  6. Actually Beth, since I usually add just 1/4 inch seam allowances I admit that I most often just eyeball it while I'm cutting around the pattern. My favorite marking tools, when I use them, are a clear 1 x 5 inch quilting ruler and a Chaco Liner made by Clover. The Chaco liner is sort of a pen that holds loose chalk powder. There's a tiny wheel at the tip of the pen that dispenses a thin line of chalk as you roll it on the fabric. You should be able to find it wherever you buy quilting tools.

    Ann in Calif.

  7. Oh Ann this dress really came out lovely and the color looks good on you too! I agree with you the metal zipper teeth are not comfortable. I hadn't thought to try invisible zippers instead. Thank you for posting this and thank you for the tips!

  8. Thank you folks for the nice compliments on the dress. I'm finding it very comfortable to wear all day. It's even turning out to be totally wash and wear too, no ironing, yay! Gotta love that corduroy.

    Ann in Calif.

  9. I am new to Lutterloh. Your dress fits very well. From what I've read, you have to do 2 bust measurements a high and low one, if you are C size or greater. Could you tell me if you had to do this or did the standard measurement work? Also, the drawing looks almost empire style but your dress is some where between natural waist and empire. Did you make this change or is the pattern picture just misleading. Thanks for showing a real photo - it helps a lot to visualize what the item will look like,

    1. Thank you Ann, and good questions. I personally use the high and full bust measurements always for anything that fits above the waist. I also use these measurements for the sleeves where they would fit into the bodice in these areas.You do not have to use these two measurements if you are accustomed to doing a full bust adjustment on patterns with a slash and spread or pivot method. In that case you would just use the high bust measurement to fit the shoulders and then do your FBA to add more room for your bust area.

      The original pattern appears to me to be designed with a lowered empire seam. Since I am a little taller and bustier than average I always use generous seam allowances on any seams that affect the length and then fit as I construct. My dress ended up with the seam at my natural waist. This was partly due to the length of the zipper available to me. Each person needs to paper fit their pattern after enlarging to decide on any length adjustments. I chose the natural waist length because I thought I might belt this dress sometimes.That is the beauty of sewing for yourself. If the pattern doesn't suit you as designed you can change it!

  10. I am large busted. Enough so that I do both methods...I use my chest measurement for the shoulders and the bust measurement on the bust and waist AND I do a large bust adjustment when the pattern is made. Why do both? The large bust adjustment is most successful if you don't go over 2". So I don't. I'm fast at it and it works for any pattern I make. Once you know your body shape you will enjoy sewing up your patterns because you will have adjusted your pattern.

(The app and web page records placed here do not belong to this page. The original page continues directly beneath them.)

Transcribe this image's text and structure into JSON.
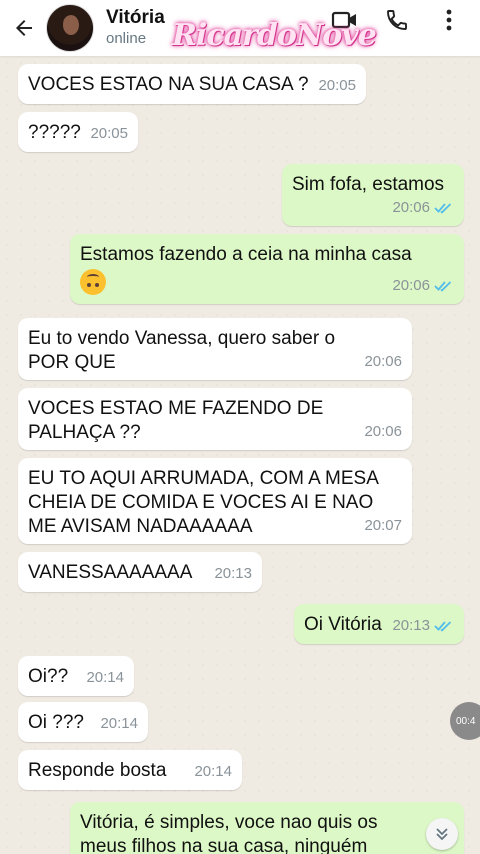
{
  "header": {
    "contact_name": "Vitória",
    "status": "online",
    "watermark": "RicardoNove",
    "icons": [
      "back-arrow-icon",
      "video-call-icon",
      "voice-call-icon",
      "more-options-icon"
    ]
  },
  "messages": [
    {
      "dir": "in",
      "text": "VOCES ESTAO NA SUA CASA ?",
      "time": "20:05"
    },
    {
      "dir": "in",
      "text": "?????",
      "time": "20:05"
    },
    {
      "dir": "out",
      "text": "Sim fofa, estamos",
      "time": "20:06",
      "read": true
    },
    {
      "dir": "out",
      "text": "Estamos fazendo a ceia na minha casa",
      "emoji": "upside-down-face-emoji",
      "time": "20:06",
      "read": true
    },
    {
      "dir": "in",
      "text": "Eu to vendo Vanessa, quero saber o POR QUE",
      "time": "20:06"
    },
    {
      "dir": "in",
      "text": "VOCES ESTAO ME FAZENDO DE PALHAÇA ??",
      "time": "20:06"
    },
    {
      "dir": "in",
      "text": "EU TO AQUI ARRUMADA, COM A MESA CHEIA DE COMIDA E VOCES AI E NAO ME AVISAM NADAAAAAA",
      "time": "20:07"
    },
    {
      "dir": "in",
      "text": "VANESSAAAAAAA",
      "time": "20:13"
    },
    {
      "dir": "out",
      "text": "Oi Vitória",
      "time": "20:13",
      "read": true
    },
    {
      "dir": "in",
      "text": "Oi??",
      "time": "20:14"
    },
    {
      "dir": "in",
      "text": "Oi ???",
      "time": "20:14"
    },
    {
      "dir": "in",
      "text": "Responde bosta",
      "time": "20:14"
    },
    {
      "dir": "out",
      "text": "Vitória, é simples, voce nao quis os meus filhos na sua casa, ninguém concordou",
      "time": "",
      "read": true
    }
  ],
  "overlay": {
    "media_time_partial": "00:4"
  },
  "colors": {
    "incoming": "#ffffff",
    "outgoing": "#dcf8c6",
    "read_ticks": "#53bdeb"
  }
}
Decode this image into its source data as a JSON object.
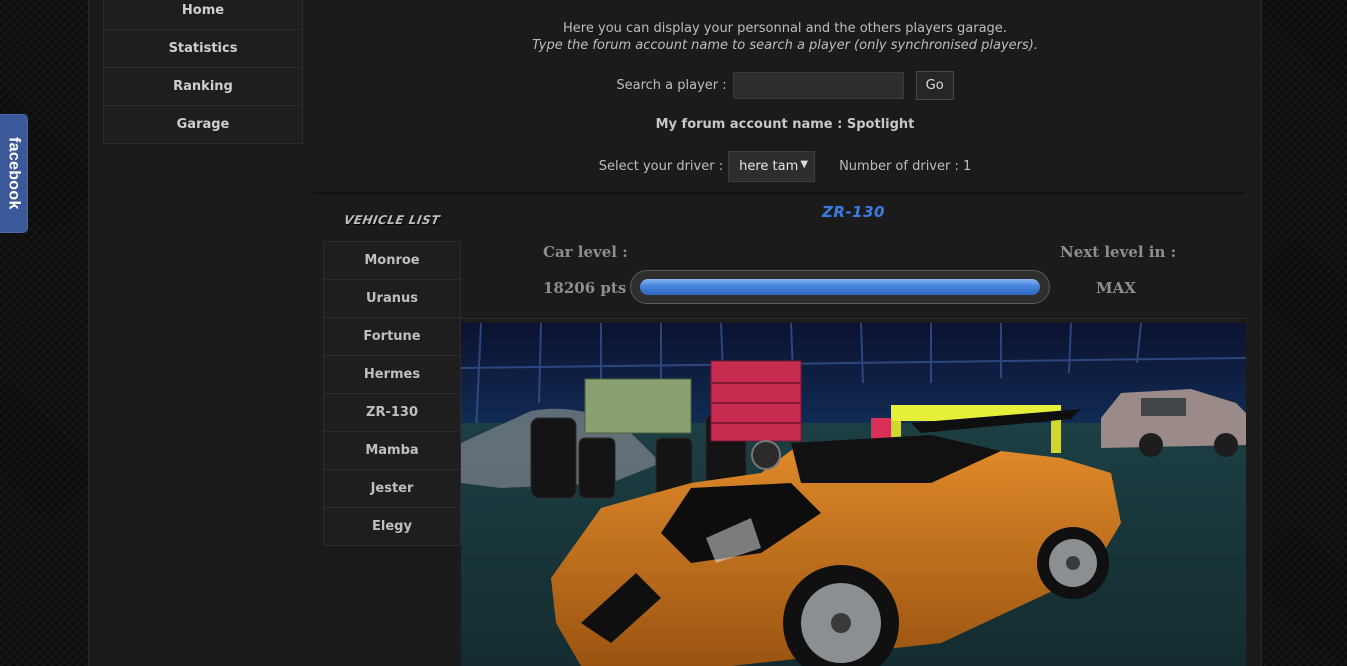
{
  "facebook_tab": {
    "label": "facebook"
  },
  "nav": {
    "items": [
      {
        "label": "Home"
      },
      {
        "label": "Statistics"
      },
      {
        "label": "Ranking"
      },
      {
        "label": "Garage"
      }
    ]
  },
  "intro": {
    "line1": "Here you can display your personnal and the others players garage.",
    "line2": "Type the forum account name to search a player (only synchronised players)."
  },
  "search": {
    "label": "Search a player :",
    "value": "",
    "placeholder": "",
    "button_label": "Go"
  },
  "account": {
    "text": "My forum account name : Spotlight"
  },
  "driver": {
    "label": "Select your driver :",
    "selected": "here tam",
    "count_text": "Number of driver : 1"
  },
  "vehicles": {
    "title": "VEHICLE LIST",
    "items": [
      {
        "label": "Monroe"
      },
      {
        "label": "Uranus"
      },
      {
        "label": "Fortune"
      },
      {
        "label": "Hermes"
      },
      {
        "label": "ZR-130"
      },
      {
        "label": "Mamba"
      },
      {
        "label": "Jester"
      },
      {
        "label": "Elegy"
      }
    ]
  },
  "car": {
    "name": "ZR-130",
    "level_label": "Car level :",
    "next_level_label": "Next level in :",
    "points": "18206 pts",
    "next_level_value": "MAX",
    "progress": 1.0,
    "accent_color": "#3d7ad8"
  },
  "colors": {
    "background": "#111111",
    "panel": "#1b1b1b",
    "facebook": "#3b5998"
  }
}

  11. Hope you can help me. When I'm drafting my pattern, how do I draw in the pocket placements on my paper draft. It seems impossible to get the correct place from the little pattern transferred to the correct place on the final pattern or am I missing something

  12. No Sylvia, you're not missing anything. I'm not sure how many Lutterloh patterns you've completed but you will notice eventually that the placements for small details like pockets, buttons and even darts sometimes are merely a suggestion. Each person should be paper fitting their pattern to determine the placement and often even the size or length of these details. I usually tape my pattern together in enough spots to hold it together and then hold it up to my body to mark these placements. This is part of the reason Lutterloh patterns don't have notches and circles and squares to transfer from the patterns as do other companies. By deciding for ourselves where these details belong we can truly make the pattern "fit" our own unique shape. I hope that helps liberate you from some of the tedious habits we've gotten used to with most commercial patterns.